Regardless of any public backlash, Little Pinks have attracted praise from official organs including People’s Daily’s Public Sentiment Monitoring Unit, which recognized their “strong and emotional variety of patriotism, refuting Western negative information to discredit the Chinese government.” At East Asia Forum, Macquarie University’s Kevin Carrico recently pointed out the dangers of the government’s embrace and cultivation of nationalist sentiment, often summed up with the proverb “when you ride a tiger, it’s hard to dismount” (骑虎难下).
This is the catch-22 of seeking socio-political stability through nationalism: it is inherently an unstable ideology. Certainly on the surface, nationalism can be a stabilising value that places faith in the Chinese Communist Party leadership as the wise guides toward the goal of national revitalisation.
Yet nationalism is always far more than submission to powerful leaders. It is also a highly affective phenomenon, mapping out insiders and outsiders, enemies and friends, the twists and turns of which are reliably unpredictable. A state that relies upon nationalism for stability is making use of a fundamentally unstable ideology. And a state that relies upon nationalism for legitimation also opens itself up to de-legitimation as ‘not nationalist enough’.
[… B]y cultivating generations of xenophobic nationalists as the core of public opinion, the Party has in fact made the prospect of sudden democratisation a scary thought. A government that actively responds to and is guided by sentiments of the type we saw in the Mack Horton affair is potentially even more disconcerting than the current regime.

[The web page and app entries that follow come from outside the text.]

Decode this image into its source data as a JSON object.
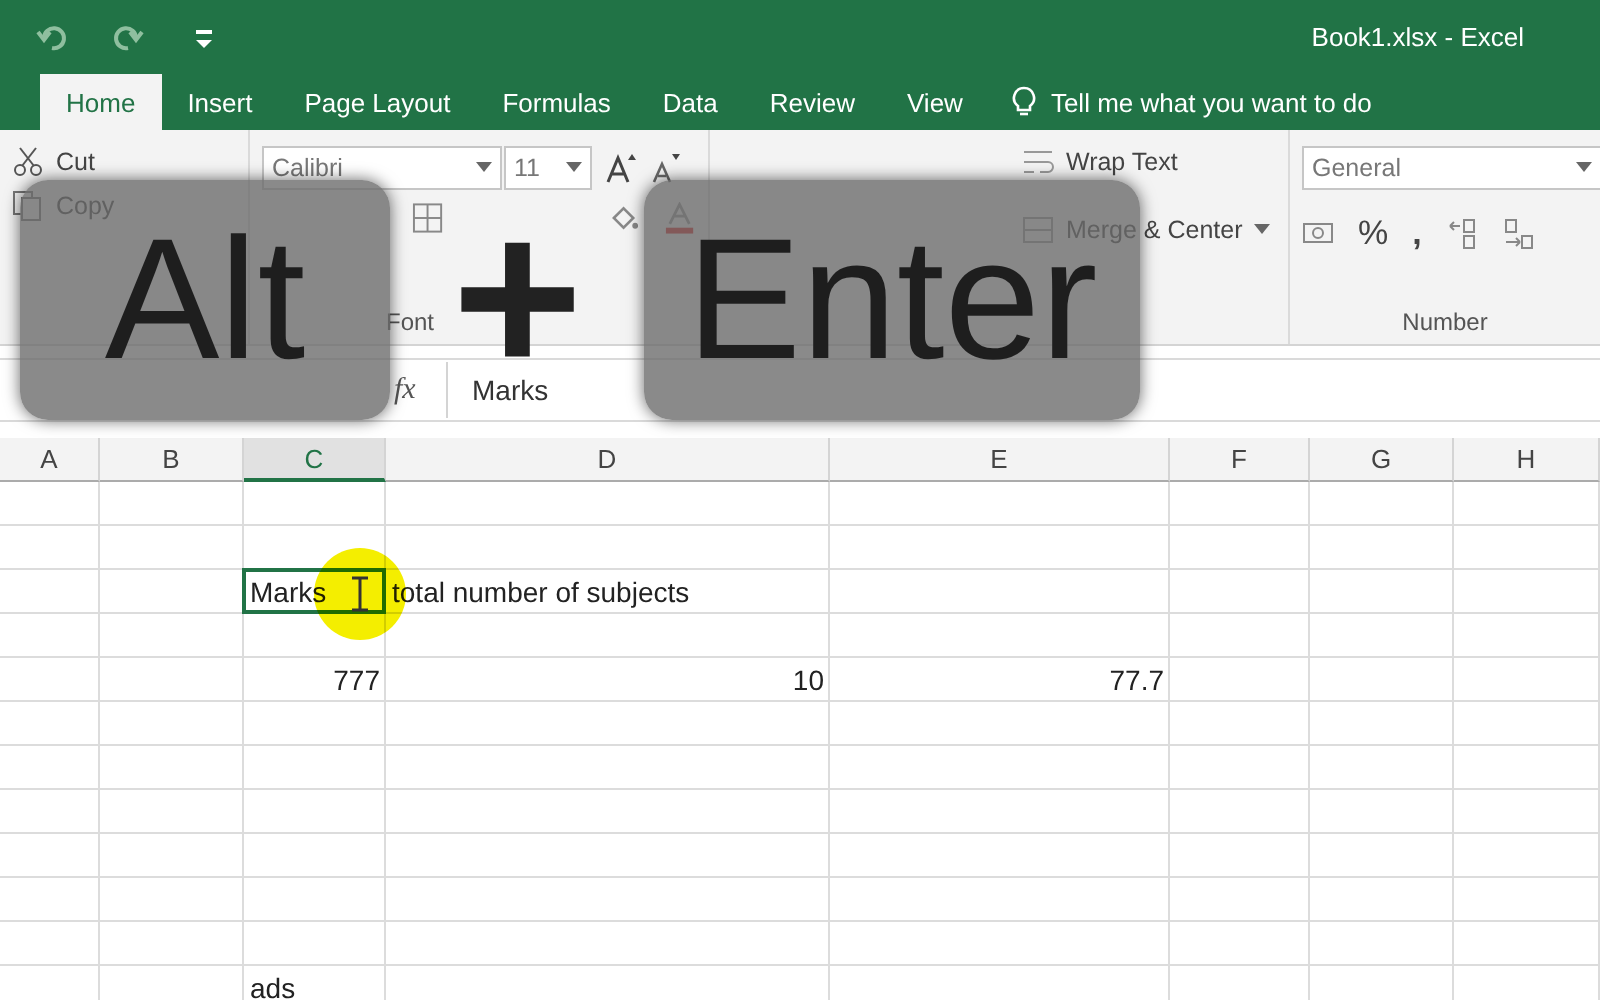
{
  "title_bar": {
    "title": "Book1.xlsx - Excel"
  },
  "tabs": [
    {
      "label": "Home",
      "selected": true
    },
    {
      "label": "Insert",
      "selected": false
    },
    {
      "label": "Page Layout",
      "selected": false
    },
    {
      "label": "Formulas",
      "selected": false
    },
    {
      "label": "Data",
      "selected": false
    },
    {
      "label": "Review",
      "selected": false
    },
    {
      "label": "View",
      "selected": false
    }
  ],
  "tell_me": "Tell me what you want to do",
  "ribbon": {
    "clipboard": {
      "cut": "Cut",
      "copy": "Copy"
    },
    "font": {
      "name": "Calibri",
      "size": "11",
      "group_label": "Font"
    },
    "alignment": {
      "wrap": "Wrap Text",
      "merge": "Merge & Center"
    },
    "number": {
      "format": "General",
      "percent": "%",
      "comma": ",",
      "group_label": "Number"
    }
  },
  "formula_bar": {
    "fx": "fx",
    "value": "Marks"
  },
  "columns": [
    {
      "label": "A",
      "selected": false
    },
    {
      "label": "B",
      "selected": false
    },
    {
      "label": "C",
      "selected": true
    },
    {
      "label": "D",
      "selected": false
    },
    {
      "label": "E",
      "selected": false
    },
    {
      "label": "F",
      "selected": false
    },
    {
      "label": "G",
      "selected": false
    },
    {
      "label": "H",
      "selected": false
    }
  ],
  "rows": [
    {},
    {},
    {
      "C": {
        "kind": "text",
        "text": "Marks",
        "continuation": "total number of subjects",
        "selected": true
      }
    },
    {},
    {
      "C": {
        "kind": "number",
        "text": "777",
        "selected": false
      },
      "D": {
        "kind": "number",
        "text": "10",
        "selected": false
      },
      "E": {
        "kind": "number",
        "text": "77.7",
        "selected": false
      }
    },
    {},
    {},
    {},
    {},
    {},
    {},
    {
      "C": {
        "kind": "text",
        "text": "ads",
        "selected": false
      }
    }
  ],
  "overlay_keys": [
    {
      "kind": "key",
      "label": "Alt"
    },
    {
      "kind": "plus",
      "label": "+"
    },
    {
      "kind": "key",
      "label": "Enter"
    }
  ]
}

Examining this paradox of nationalism in China today, it becomes apparent that any future political change must start from cultural change. This would allow for a wider and considerably more open airing of viewpoints beyond the current politically correct, nationalist perspective. But such cultural change remains highly unlikely so long as a party that relies upon nationalist ideology for legitimation remains in power. [Source]
Authorities clearly recognize some potential hazard, particularly when nationalism spills offline. A leaked media directive in July warned outlets “once again, for the near future, do not hype or spread information related to illegal rallies and demonstrations,” coinciding with the KFC/South China Sea protests. Around the same time, Peking University implemented “wartime stability procedures” to “prevent large-scale gatherings, demonstrations, or even extreme behavior,” or “non-university persons with ulterior motives […] coming onto campus and making trouble.”

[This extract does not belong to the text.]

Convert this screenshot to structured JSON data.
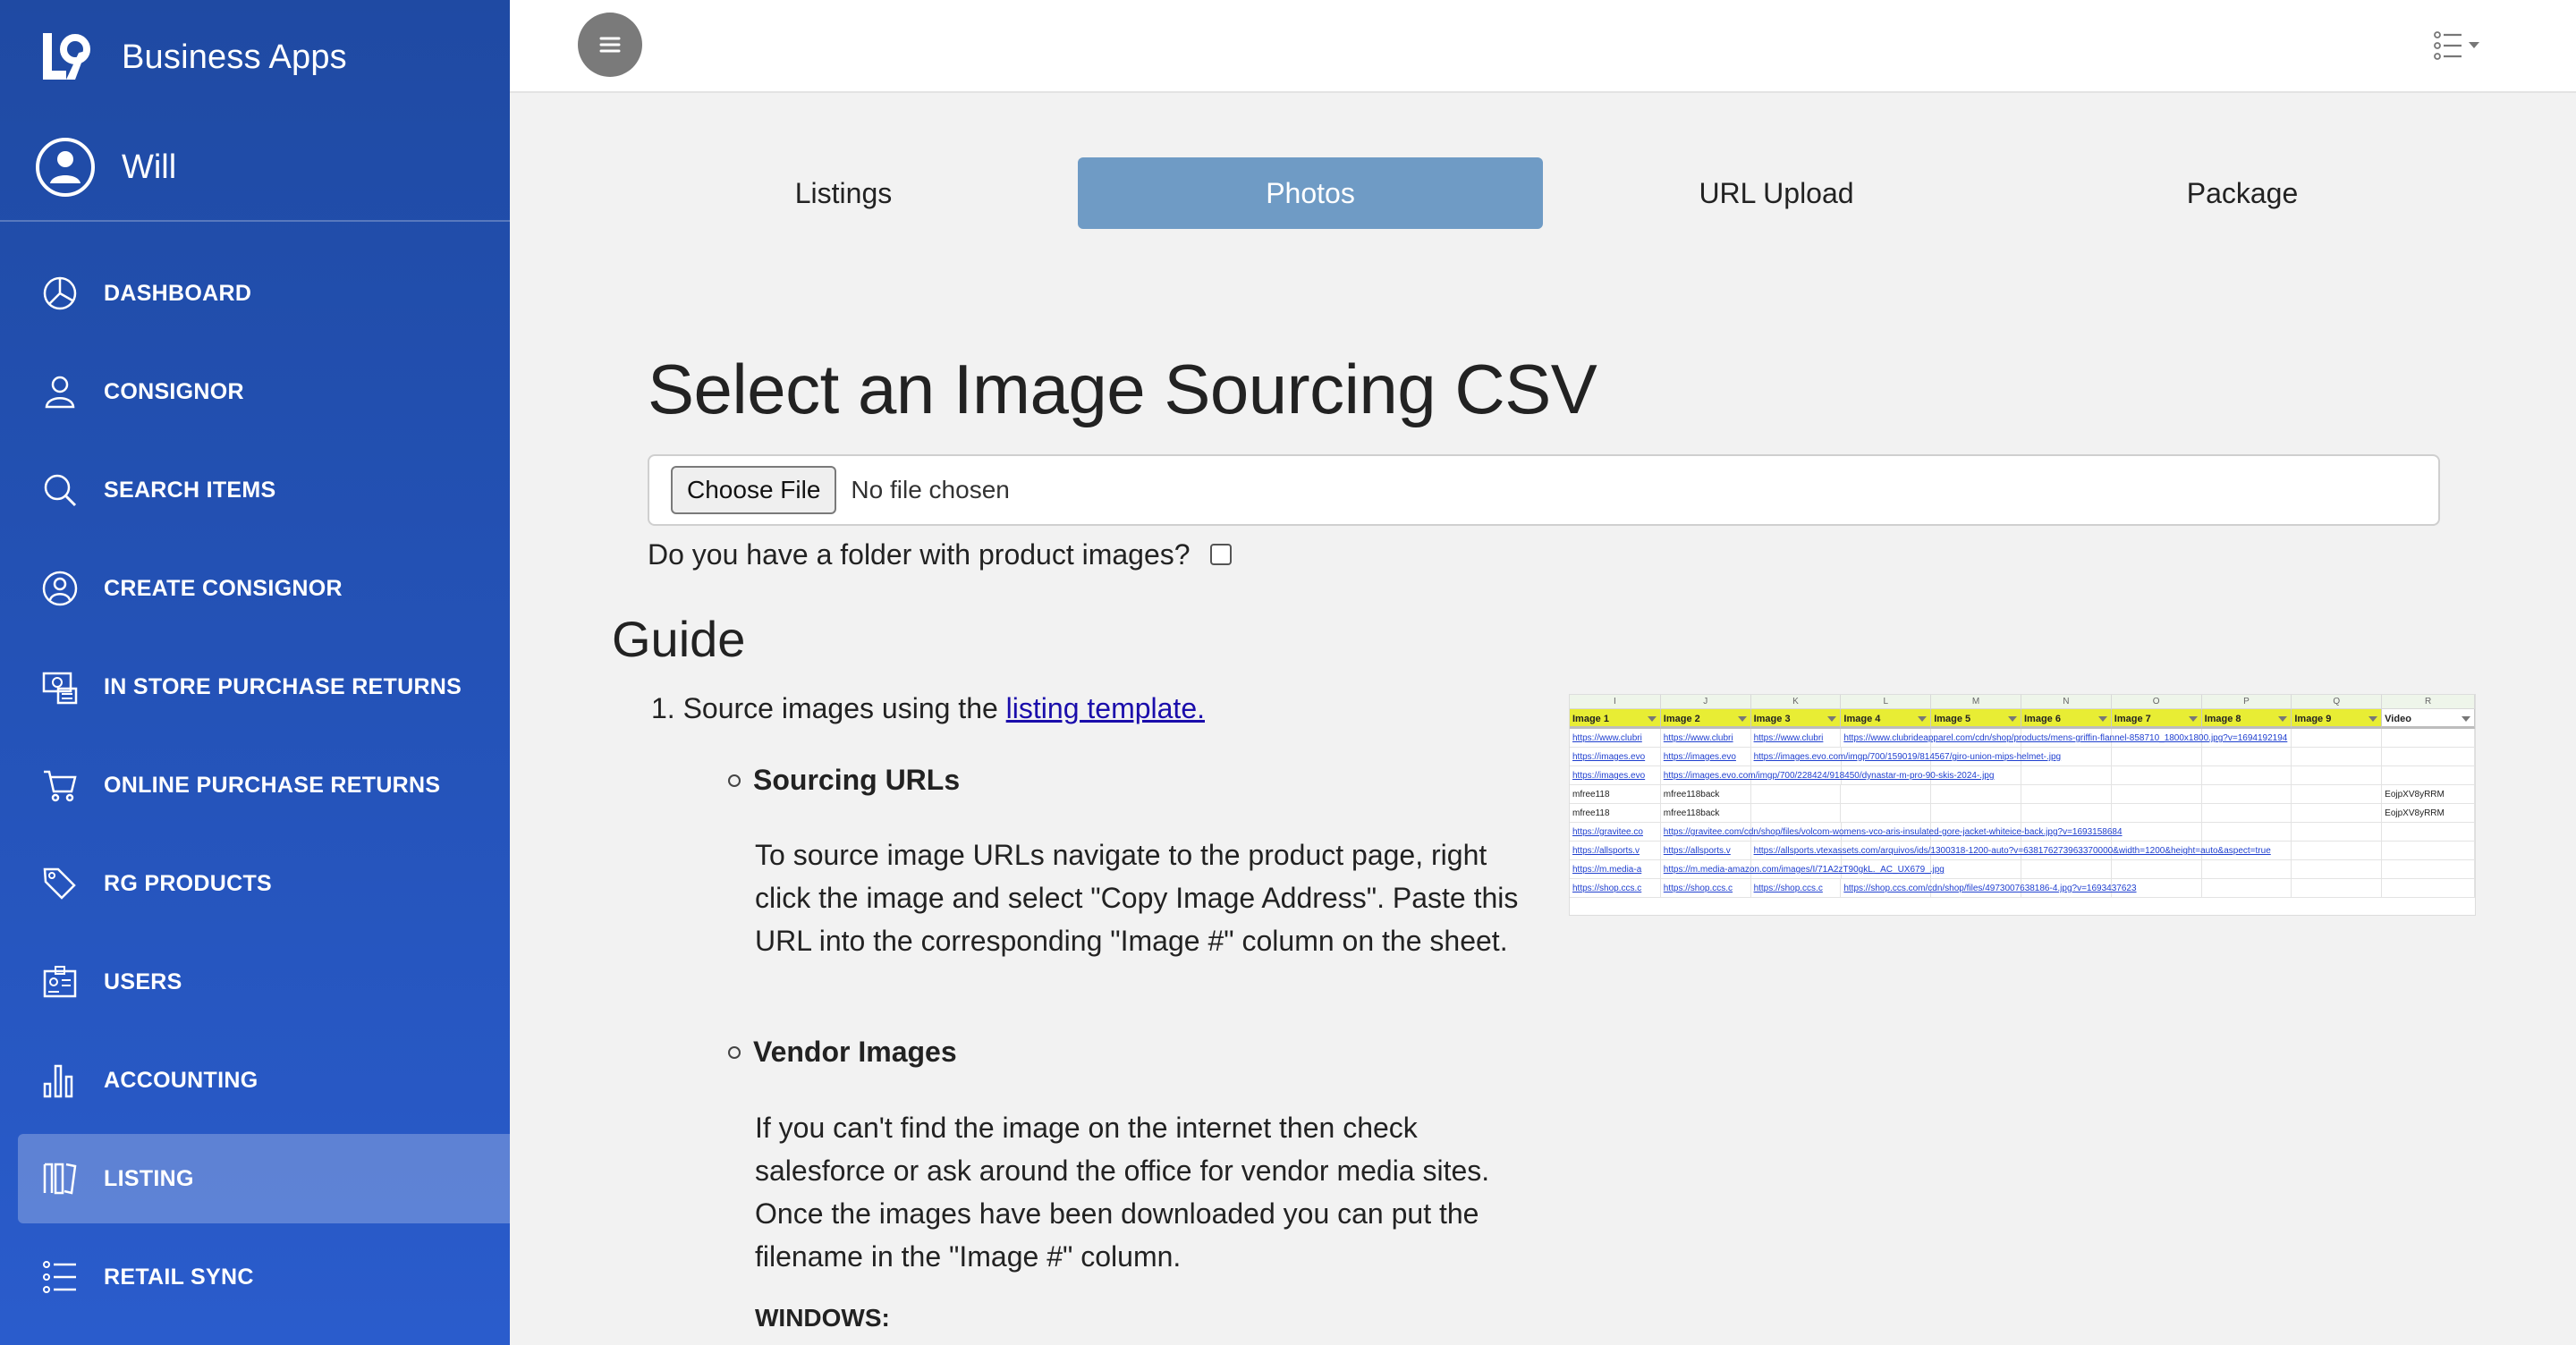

Back at Sixth Tone, Zhang Weiyu of the National University of Singapore has examined the apolitical origins of Little Pinkish crusades in music and literary fandom, and the transference of fan attitudes to the political arena. Zhang objected to the way “international media were keen to portray little pinkos as blind followers of the ‘red’ Communist Party”; in a recent essay at The World Post, Jeffrey Wasserstrom and Kate Merkel-Hess similarly warned that “we must be careful […] to guard against conflating Chinese nationalism with agreement with the government.” Meanwhile, at Global Times, University of Hong Kong doctoral candidate Xu Bijun argued recently that the “Chinese owe no apologies for nationalism.”
At the University of Nottingham’s China Policy Institute Analysis Blog, Guobin Yang discussed the Little Pinks’ use of English translation as an apparent (and apparently successful) “cry for global attention.” He also noted their deployment of classical references and biaoqing bao, or “emoji packs.” See more on the biaoqing bao phenomenon, including their utility for “non-committal political dialogue,” from Nanjing University’s Chen Jing at Sixth Tone and from Christina Xu at Motherboard.